Voluntary tax increase

An election shocker that isn't getting much attention: In Minnesota, voters approved a three-eighths percent increase in the sales tax to fund projects for wildlife, clean water and lakes and the arts.

When I saw the proposal on the ballot, I was surprised. I voted no, simply because I am not a fan of the sales tax. It is regressive, punishing those with lower incomes at a greater rate than those with higher incomes. If people want money for these projects, run it through the legislature and raise the income tax, not the sales tax.

The measure passed, and big! And it will raise $275 million per year.

It amazes me. People have no problem raising their sales tax, which nickels and dimes them to death, but will refuse to raise the income tax, which hits them once per year. It is a matter of psychology more than philosophy. People prefer the sales tax to any other.

The sales tax was raised to 6.5% many years ago to solve some budget crisis. The thought was, if I remember correctly, that it would be lowered to 4% when the crisis passed--which, of course, never happened.

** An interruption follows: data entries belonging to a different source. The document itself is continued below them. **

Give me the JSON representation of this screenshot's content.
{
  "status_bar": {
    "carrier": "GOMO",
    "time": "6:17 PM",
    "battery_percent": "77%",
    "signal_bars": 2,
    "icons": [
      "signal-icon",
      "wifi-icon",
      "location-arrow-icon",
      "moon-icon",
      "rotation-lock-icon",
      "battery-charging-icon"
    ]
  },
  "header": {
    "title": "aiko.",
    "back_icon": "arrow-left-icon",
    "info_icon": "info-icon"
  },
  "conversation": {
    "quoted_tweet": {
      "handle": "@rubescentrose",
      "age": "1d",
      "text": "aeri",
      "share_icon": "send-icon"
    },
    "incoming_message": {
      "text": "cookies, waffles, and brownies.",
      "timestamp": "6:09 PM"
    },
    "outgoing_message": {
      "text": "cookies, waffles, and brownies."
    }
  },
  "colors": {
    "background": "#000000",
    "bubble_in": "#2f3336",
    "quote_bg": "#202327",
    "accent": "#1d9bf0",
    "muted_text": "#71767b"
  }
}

Ratcheting up the sales tax has the effect of hurting towns on the border with lower tax states. Although North Dakota is now sitting at 6.5%, they could lower or eliminate their sales tax and gain a competitive edge. North Dakota's oil money might allow them to do just that, although I suspect their voters are just as in love with the sales tax as Minnesota's.

I once introduced a resolution at the county convention of the DFL to eliminate the sales tax and make up for the lost revenues by increasing the income tax. I pointed out the issue of fairness.

My resolution was defeated on an almost unanimous and very loud voice vote.

So, there you go. The people of Minnesota surprised me in a pleasant way by approving a tax which stands to improve our quality of life. But they disappoint me every time they exhibit the short-term thinking which says, "Nickel and dime me to death, if you please, but don't raise my income tax!"

There are those who think tax should be levied on consumption, not income. I could perhaps be convinced in that direction, since I prefer making money to spending it. But my gut tells me that the fairest tax of all is a gently graduated progressive income tax. The least fair tax of all is the property tax, since it taxes you whether you make anything or not from the property in question. But the sales tax isn't far behind.

And yes, I do agree with Joe Biden that paying taxes is patriotic. Just spend it carefully and wisely, please!